Once the prototype system has been refined sufficiently to allow it to be executed, the expert system is ready to be tested thoroughly to ensure that it expertise’s correctly.
Testing provides opportunities to identify the weakness in the structure and implementation of the system and to make the appropriate corrections.
The chance of prototype expert system executing flawlessly the first time it is tested are so slim as to be virtually non-existent. A knowledge engineer does not expect the testing process to verify that the system has been constructed entirely correctly. Rather, testing provides an opportunity to identify the weaknesses in the structure and implementation of the system and to make the appropriate corrections.
Depending on the types of problems encountered, the testing procedure may indicate that the system was implemented incorrectly, or perhaps that the rules were implemented correctly but were poorly or incompletely formulated. Results from the tests are used as ‘feedback’ to return to a previous stage and adjust the performance of the system.

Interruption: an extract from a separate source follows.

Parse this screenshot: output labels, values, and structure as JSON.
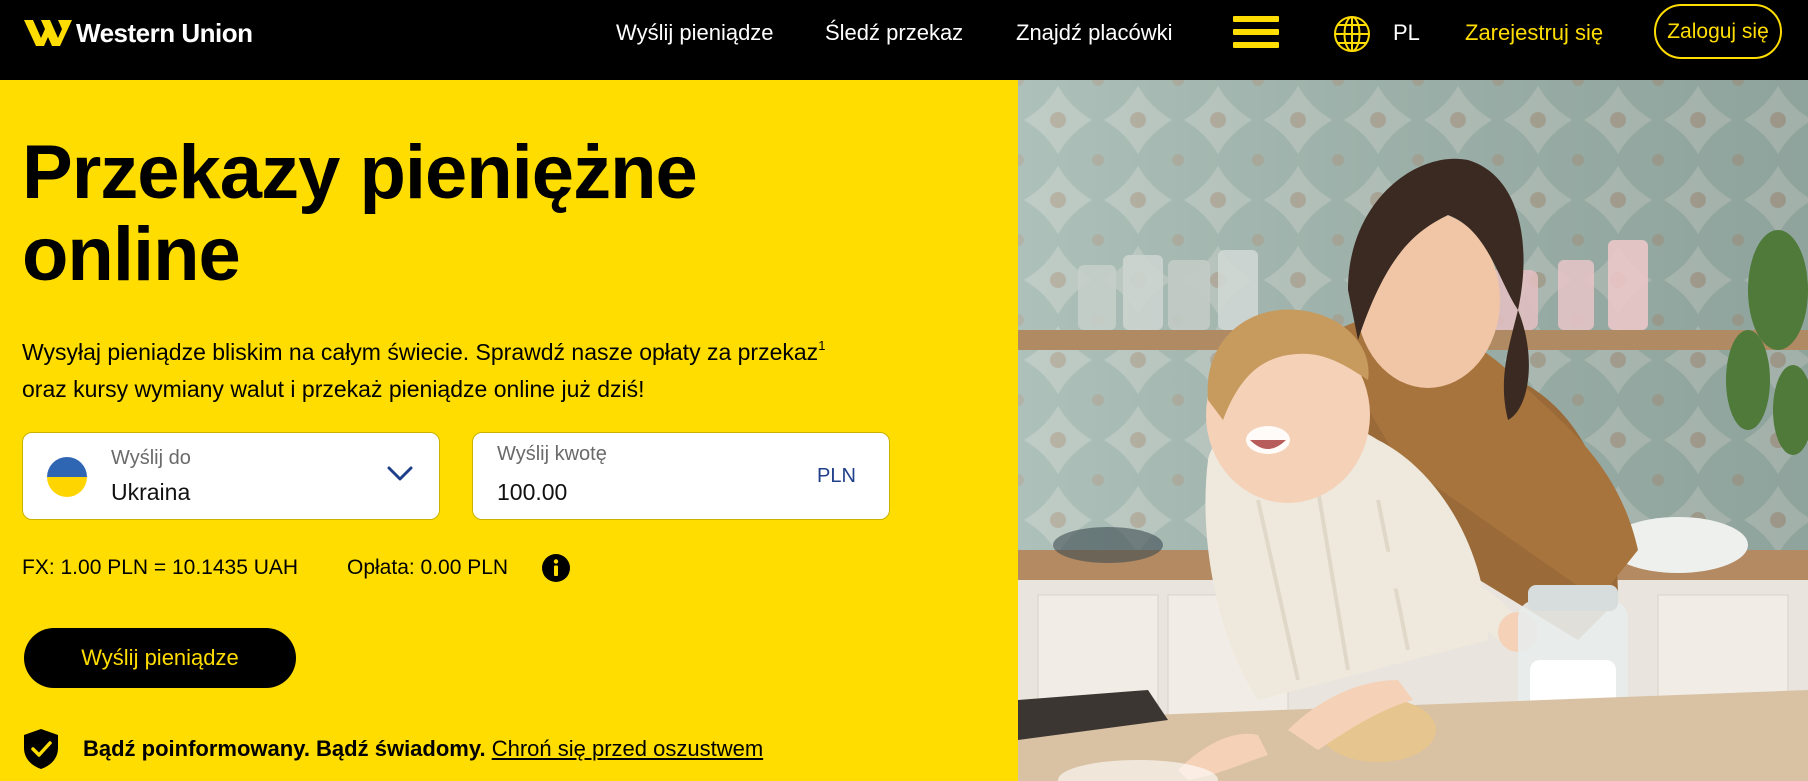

Once the system has proven to be capable of correctly solving straight-forward problems, the domain expert suggests complex problems which typically would require a great deal of human expertise. These more demanding tests should uncover more serious flaws and provide ample opportunity to ‘fine tune’ the system even further.
Ultimately, an expert system is judged to be entirely successful only when it operates at the level of a human expert. The testing process is not complete until it indicates that the solutions suggested by the expert system are consistently as valid as those provided by a human domain expert.
The ultimate test of an expert system is how well it performs, not in a development laboratory, but in ‘real life’ situations. A completed system not only must demonstrate consistently that it can deliver the required expertise, but it also must be easy to use so that the embedded expertise can be extracted easily. Therefore, developers have gone to the extent that expert systems are among the easiest to use of all sophisticated computer programs.
Expert systems typically are interactive; that is, we use a question-and-answer technique to communicate with them. Generally, we access an expert system by sitting at a computer terminal. We type the description of our problem on the computer keyboard, and the expert system displays questions or selections lists on the screen to prompt us to enter additional information. The ‘give-and-take’ between us and the computer continues until the system is able to reach a conclusion which is displayed on the screen.